And listen to the stories on this Ernie Watts set - to me the most continually deeply energizing jazz session he has ever recorded. The rhythm section - drummer Jack DeJohnette, bassist Charles Fambrough and pianist Mulgrew Miller - have the skills, drive and soul to keep up with Ernie Watts' cascading ideas and emotions.
On to number - Reaching Up and The High Road - Arturo Sandoval, another jazzman that never lets up, joins the group. Says Watts about Sandoval: "When we first met, it was like we had known each other forever. Music is just an extension of your life. So if you don't get along well off the stage, you generally don't play too well together on the stage."
Throughout the album, it's clear that Ernie Watts and his instruments are one. He has pointed out that you need to get to the point where you are so comfortable on the instruments that you don't feel any resistance when you are playing. Improvising is like talking. If you think about where the "T" in talk is then the idea is gone, and you're somewhere else in the conversation."
William Butler Yeats once wrote a poem in which he noted that the highest expression of art is when you can't tell the dancer from the dance, so seamless is the performance. Similarly, Charles Mingus told me once that at a liberating point in his development, he no longer thought in terms of playing the bass; he was playing music. He and the bass had joined, and then, as Ernie Watts puts it, "you don't feel any resistance when you're playing."

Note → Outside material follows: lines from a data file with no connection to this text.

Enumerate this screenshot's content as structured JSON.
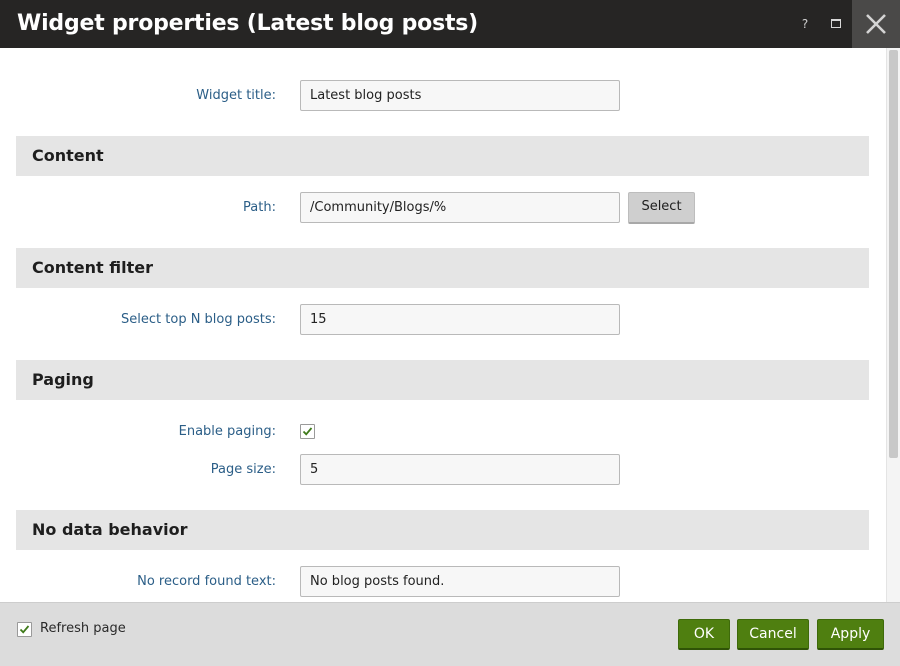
{
  "window": {
    "title": "Widget properties (Latest blog posts)",
    "help_icon": "?",
    "maximize_icon": "maximize-icon",
    "close_icon": "close-icon"
  },
  "fields": {
    "widget_title": {
      "label": "Widget title:",
      "value": "Latest blog posts"
    },
    "path": {
      "label": "Path:",
      "value": "/Community/Blogs/%",
      "button": "Select"
    },
    "top_n": {
      "label": "Select top N blog posts:",
      "value": "15"
    },
    "enable_paging": {
      "label": "Enable paging:",
      "checked": true
    },
    "page_size": {
      "label": "Page size:",
      "value": "5"
    },
    "no_record_text": {
      "label": "No record found text:",
      "value": "No blog posts found."
    }
  },
  "sections": {
    "content": "Content",
    "content_filter": "Content filter",
    "paging": "Paging",
    "no_data_behavior": "No data behavior"
  },
  "footer": {
    "refresh_label": "Refresh page",
    "refresh_checked": true,
    "ok": "OK",
    "cancel": "Cancel",
    "apply": "Apply"
  },
  "colors": {
    "titlebar": "#262524",
    "label_blue": "#2b5e87",
    "section_bg": "#e5e5e5",
    "primary_green": "#4f7f10"
  }
}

What comes through in this set is Ernie Watts' essential lyricism - no matter the tempo or the tune. Way back, before jazz had a name, people in the South listening to the earliest improvisers on various horns, called them "songsters" because they sang on their instruments. That's what I mean by Ernie Watts' fundamental lyricism. I have never, for instance, heard so transforming and passionately singing a version of I Hear A Rhapsody as Ernie Watts' here.
There are some players with Ernie Watts' total command of an instrument who focus more on showing their technical prowess than on creating music. They tend to equate showers of notes with saying something. But Watts is always saying something - as musicians used to put it - through that mastery of his horn.
Also, he is never in the least tentative. His authority comes though clearly from note one. And he swings like a tidal wave. Indeed, the depth and strength of his jazz time reminds me of hearing Ben Webster one night on a gig where the club owner supplied the local rhythm section. Those players were not making it. So Ben waved them to be silent and proceeded to implement his credo: "If the rhythm section isn't making it, go for yourself."
And he did. He swung that whole room all by himself. If he had to, Ernie Watts could do that too.